“By keeping this special simple and small, producer-director Dimitri Devyatkin has come up with a winner. All he tried to do was give an honest, human look at an unscientific sampling of Russians, and that’s just what he’s done. … Americans see themselves and their countrymen in these Russians. … The show gives us clear portraits of people recognizable from everyone’s lives – the cigarette-puffing antiestablishment juvenile; the proud, ornery older folks, lecturing about the past and warning about the future; the unsophisticated laborer, whose common-sense appraisal of world affairs shows more insight than an embassyful of diplomats…  a clear look at another nation.”
                Thomas B. Bierbaum, “VARIETY” – July 30, 1984



June 12, 1985           By WALTER GOODMAN

LAST year, an American film maker, Dimitri Devyatkin, took his cameras to the Soviet Union and talked to people in the streets of six cities - Moscow, Kiev, Kazan, Ulyanovsk, Leningrad and Volgograd. The result, ''Video From Russia: The People Speak,'' can be seen tonight at 8 on cable television's Arts and Entertainment network.
The interviews are done in Russian and translated. We are told by the narrator, Margot Kidder, they were conducted spontaneously; no official permission was sought or obtained, and there were no obstacles to taking the film out of the country. As it turned out, the authorities had nothing to worry about.
Wherever the camera crew goes -a farmers' market, an exhibition of arms, a disco, an amusement park, a children's playground, a church service - the people interviewed call for peace and friendship, usually in that order.

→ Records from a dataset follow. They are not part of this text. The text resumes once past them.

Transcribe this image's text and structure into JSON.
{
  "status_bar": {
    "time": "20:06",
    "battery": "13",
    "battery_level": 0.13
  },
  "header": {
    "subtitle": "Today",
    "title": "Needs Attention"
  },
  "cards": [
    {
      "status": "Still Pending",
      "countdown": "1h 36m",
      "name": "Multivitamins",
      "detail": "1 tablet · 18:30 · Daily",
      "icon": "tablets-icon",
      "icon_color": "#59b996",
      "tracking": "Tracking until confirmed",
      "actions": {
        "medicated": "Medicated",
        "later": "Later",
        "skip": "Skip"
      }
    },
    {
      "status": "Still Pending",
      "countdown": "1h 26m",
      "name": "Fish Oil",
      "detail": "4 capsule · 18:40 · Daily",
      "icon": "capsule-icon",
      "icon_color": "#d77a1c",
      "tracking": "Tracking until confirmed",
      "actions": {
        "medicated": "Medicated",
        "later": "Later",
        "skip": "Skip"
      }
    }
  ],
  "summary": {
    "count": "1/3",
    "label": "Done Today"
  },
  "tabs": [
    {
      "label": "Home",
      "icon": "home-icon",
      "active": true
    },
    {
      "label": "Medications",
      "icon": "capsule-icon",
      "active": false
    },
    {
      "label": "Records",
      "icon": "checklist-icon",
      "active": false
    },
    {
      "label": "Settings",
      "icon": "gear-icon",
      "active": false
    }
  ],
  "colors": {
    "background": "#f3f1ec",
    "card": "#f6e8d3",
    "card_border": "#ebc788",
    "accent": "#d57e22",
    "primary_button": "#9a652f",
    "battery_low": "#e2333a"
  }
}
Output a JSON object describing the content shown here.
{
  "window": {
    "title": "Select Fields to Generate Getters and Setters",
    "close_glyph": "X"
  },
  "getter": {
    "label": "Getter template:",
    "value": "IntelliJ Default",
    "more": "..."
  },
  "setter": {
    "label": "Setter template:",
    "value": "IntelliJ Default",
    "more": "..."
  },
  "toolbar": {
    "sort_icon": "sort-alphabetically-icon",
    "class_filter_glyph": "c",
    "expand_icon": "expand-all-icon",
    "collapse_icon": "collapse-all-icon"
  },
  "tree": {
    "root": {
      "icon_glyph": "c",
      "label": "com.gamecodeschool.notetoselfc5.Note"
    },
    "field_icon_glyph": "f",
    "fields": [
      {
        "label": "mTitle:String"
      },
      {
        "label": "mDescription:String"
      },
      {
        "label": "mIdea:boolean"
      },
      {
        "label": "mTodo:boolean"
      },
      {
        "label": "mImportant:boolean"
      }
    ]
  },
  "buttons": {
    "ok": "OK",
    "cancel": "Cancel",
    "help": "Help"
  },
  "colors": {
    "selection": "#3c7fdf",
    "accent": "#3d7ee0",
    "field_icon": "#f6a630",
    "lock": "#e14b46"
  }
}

Most express admiration for America and displeasure with the Reagan Administration, which, they say, is promoting war between the two countries. Several recall the hardships of World War II and speak of the horrors of nuclear war. The people are generally attractive, even the plain-looking bride who wants the wedding photographer to do something about her double chin, and there is no reason to doubt their sincerity, but they do have a way of saying identical things in nearly identical language.
The few exceptions to the peace-and-friendship refrain are a group of self-identified ''punks,'' who declare, in unexpectedly philosophical jargon, that they are alienated because no society in the world offers them the freedom to be themselves, and a couple of young men who would like to go to America because in Russia they have to stand in line to buy things, but in America ''you just take it.''
The most revealing moments are the awkward ones: a man is stopped by the police after being interviewed, and Mr. Devyatkin intercedes for him. A woman demands what right the crew has to be interviewing children, and a mother pulls her 10-year-old daughter away as she begins to respond to questions. Some people decline to say anything; ''I don't know, I'm afraid,'' one woman mumbles, and hurries away.
''The People Speak'' makes a colorful travelogue, capturing scenes and faces of daily life in cities that still hold considerable fascination for Americans. The bits of narration tend toward the ingenuous: Miss Kidder reports, for example, that after the Revolution, the Communists discouraged religion, but now worshipers are permitted to attend Russian Orthodox services without official interference, a summary that does not quite do justice to the complicated relations between the Soviet Government and the Orthodox Church.
In general, the pictures offer more than the words. As person after person uses the same few words to describe relations between the United States and the Soviet Union, viewers may conclude that they are hearing echoes, not voices. ''The Soviet Union and America are not friends,'' says a 12-year-old, ''because the Soviet Union does not want a war and America does.'' Where can he have gotten that idea? In the interests of peace and friendship perhaps, Mr. Devyatkin does not press very hard, but in one case he asks a young woman who has stated her displeasure with Mr. Reagan why she feels that way. She pauses, seemingly perplexed, then replies, ''It's what I see so much on TV.''


International Herald Tribune -- September 28, 1984      Vox Populi, Filmed in Soviet Streets   By Vicky Elliott